Visiting exotic countries is much easier these days – and so is the possibility of meeting all sorts of creatures, says Chrissie Wood, travel health nurse, at MOHS Workplace Health.
Coming face to face with bugs, ticks, sea urchins, snakes or larger animals on safari, in the wilds of Borneo or swimming in the sea isn’t that unusual so it’s important to know what to do to safeguard your health.
and if you do meet a snake, don’t panic. Just keep very still until it goes away!
Before travelling, book an appointment with your GP or travel health nurse to discuss the health risks and preventive vaccinations required for the area you are visiting.
You will need a rabies vaccination if you are going to a high risk area more than 24 hours from medical help.
Rabies is a very serious viral infection which targets the brain and nervous system. You can catch rabies if you are bitten by an infected animal and you haven't been vaccinated. It’s almost always fatal unless treated very early.
Precautions to take include not stroking dogs and cats and avoiding contact with bats, jackals, foxes and other wild animals.

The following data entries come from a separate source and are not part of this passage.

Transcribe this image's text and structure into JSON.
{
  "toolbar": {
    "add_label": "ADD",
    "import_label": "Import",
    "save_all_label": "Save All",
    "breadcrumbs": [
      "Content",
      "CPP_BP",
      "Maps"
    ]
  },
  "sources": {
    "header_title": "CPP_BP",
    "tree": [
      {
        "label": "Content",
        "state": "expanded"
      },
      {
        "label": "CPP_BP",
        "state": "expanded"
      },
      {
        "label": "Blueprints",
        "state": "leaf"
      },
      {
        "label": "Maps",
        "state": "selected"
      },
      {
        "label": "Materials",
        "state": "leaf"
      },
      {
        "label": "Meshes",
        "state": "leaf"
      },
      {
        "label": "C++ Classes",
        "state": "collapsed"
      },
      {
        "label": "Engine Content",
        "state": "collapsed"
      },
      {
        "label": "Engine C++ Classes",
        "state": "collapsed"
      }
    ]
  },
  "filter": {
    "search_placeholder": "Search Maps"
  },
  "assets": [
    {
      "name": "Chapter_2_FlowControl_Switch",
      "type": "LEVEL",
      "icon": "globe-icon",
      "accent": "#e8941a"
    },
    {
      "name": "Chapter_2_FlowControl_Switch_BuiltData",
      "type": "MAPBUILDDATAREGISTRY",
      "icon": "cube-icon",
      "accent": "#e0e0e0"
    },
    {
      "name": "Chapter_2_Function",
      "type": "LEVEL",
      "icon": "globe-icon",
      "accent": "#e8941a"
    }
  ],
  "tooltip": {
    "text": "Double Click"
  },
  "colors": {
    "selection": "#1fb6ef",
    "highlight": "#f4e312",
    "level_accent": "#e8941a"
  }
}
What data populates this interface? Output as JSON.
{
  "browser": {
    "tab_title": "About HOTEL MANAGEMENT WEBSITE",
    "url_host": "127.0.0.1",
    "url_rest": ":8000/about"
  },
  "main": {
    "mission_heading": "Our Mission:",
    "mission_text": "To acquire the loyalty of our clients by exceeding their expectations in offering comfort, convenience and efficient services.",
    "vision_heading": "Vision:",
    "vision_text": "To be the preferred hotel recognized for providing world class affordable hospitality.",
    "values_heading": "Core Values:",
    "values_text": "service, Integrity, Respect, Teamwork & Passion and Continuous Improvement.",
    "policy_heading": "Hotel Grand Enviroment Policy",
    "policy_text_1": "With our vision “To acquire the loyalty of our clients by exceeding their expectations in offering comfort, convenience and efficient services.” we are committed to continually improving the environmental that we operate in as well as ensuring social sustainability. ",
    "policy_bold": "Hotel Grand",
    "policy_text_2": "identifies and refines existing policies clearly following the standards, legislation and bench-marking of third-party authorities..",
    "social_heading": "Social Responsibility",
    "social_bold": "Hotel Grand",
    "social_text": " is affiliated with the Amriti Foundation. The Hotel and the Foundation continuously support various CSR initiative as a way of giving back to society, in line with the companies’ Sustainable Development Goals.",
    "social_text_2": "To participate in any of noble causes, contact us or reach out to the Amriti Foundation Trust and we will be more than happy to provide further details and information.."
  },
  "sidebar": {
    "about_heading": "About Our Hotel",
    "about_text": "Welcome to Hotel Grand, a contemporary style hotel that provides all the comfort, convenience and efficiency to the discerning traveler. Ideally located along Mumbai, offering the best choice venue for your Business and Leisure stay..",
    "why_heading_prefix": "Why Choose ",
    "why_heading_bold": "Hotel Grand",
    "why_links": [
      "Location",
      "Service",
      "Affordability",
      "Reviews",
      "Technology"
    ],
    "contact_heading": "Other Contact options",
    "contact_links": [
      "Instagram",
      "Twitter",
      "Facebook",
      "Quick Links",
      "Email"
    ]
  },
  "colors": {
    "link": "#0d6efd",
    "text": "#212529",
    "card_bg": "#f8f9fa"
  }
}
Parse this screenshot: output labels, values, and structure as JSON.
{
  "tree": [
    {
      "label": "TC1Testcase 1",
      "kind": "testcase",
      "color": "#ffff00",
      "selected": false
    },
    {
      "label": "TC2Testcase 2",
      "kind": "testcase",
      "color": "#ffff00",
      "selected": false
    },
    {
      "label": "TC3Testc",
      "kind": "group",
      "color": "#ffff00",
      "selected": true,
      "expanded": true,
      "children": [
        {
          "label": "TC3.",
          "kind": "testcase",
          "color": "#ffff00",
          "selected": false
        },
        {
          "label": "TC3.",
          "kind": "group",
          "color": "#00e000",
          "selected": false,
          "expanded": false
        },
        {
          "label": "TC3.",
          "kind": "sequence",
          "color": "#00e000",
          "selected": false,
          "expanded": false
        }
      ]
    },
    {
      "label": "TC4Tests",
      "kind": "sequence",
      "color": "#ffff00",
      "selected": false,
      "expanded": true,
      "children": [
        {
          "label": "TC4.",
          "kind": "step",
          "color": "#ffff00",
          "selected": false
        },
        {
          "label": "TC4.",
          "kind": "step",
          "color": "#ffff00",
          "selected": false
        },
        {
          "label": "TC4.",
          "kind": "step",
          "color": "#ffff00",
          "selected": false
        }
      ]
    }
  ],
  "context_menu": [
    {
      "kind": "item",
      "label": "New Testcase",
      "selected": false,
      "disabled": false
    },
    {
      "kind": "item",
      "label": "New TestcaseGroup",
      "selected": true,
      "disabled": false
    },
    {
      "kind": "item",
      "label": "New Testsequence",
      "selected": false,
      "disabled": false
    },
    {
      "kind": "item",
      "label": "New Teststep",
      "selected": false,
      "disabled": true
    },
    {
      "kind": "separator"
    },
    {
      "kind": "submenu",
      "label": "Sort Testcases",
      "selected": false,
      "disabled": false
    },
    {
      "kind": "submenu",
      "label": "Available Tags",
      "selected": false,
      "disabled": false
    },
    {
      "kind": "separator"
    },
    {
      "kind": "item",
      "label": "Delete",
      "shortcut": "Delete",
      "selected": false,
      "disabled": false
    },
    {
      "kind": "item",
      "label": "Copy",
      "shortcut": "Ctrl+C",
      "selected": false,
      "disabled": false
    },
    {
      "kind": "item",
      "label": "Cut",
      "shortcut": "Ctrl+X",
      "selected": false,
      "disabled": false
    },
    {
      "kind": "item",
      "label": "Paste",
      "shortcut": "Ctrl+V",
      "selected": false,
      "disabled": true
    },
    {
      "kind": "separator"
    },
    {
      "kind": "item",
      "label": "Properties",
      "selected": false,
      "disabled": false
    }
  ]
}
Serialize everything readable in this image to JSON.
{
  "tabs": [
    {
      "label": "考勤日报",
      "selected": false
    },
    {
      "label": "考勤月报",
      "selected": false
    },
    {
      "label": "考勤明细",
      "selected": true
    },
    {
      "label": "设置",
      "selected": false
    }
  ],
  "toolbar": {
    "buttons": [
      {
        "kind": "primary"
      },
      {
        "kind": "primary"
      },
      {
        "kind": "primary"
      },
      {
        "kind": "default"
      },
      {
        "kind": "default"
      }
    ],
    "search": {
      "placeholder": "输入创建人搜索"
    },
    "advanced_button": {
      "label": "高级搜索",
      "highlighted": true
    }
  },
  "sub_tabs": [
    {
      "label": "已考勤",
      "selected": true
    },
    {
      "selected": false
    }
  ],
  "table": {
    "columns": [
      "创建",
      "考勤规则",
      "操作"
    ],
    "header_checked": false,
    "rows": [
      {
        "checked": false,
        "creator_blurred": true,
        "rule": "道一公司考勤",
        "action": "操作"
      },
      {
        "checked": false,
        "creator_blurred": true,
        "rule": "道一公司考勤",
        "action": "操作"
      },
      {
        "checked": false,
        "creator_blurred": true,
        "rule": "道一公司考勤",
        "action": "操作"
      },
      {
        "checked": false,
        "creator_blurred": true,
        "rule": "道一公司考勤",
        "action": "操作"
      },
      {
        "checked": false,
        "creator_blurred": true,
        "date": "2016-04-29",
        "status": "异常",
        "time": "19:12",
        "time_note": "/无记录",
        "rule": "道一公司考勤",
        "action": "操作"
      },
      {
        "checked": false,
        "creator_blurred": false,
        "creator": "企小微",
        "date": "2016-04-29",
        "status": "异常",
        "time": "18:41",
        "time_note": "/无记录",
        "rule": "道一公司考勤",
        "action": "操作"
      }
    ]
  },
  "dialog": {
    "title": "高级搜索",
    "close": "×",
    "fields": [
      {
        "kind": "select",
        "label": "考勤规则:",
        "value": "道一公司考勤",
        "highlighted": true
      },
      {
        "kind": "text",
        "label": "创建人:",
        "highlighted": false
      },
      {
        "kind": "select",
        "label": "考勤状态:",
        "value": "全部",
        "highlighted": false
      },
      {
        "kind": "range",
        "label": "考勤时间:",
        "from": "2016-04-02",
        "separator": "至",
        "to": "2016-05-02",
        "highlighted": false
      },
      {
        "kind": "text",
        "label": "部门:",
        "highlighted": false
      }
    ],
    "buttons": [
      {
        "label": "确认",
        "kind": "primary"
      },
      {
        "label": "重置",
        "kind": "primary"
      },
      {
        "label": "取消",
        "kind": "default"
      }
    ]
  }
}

In areas endemic for rabies, all unprovoked bites or licks should be considered possible exposure and the following action should be taken:
If you are bitten by an animal or reptile abroad, see your GP or travel health nurse on your return.
For more advice, visit the MOHS travel Health Centre, in Birmingham Road, West Bromwich, or email firstname.lastname@example.org or call 0121 601 4041.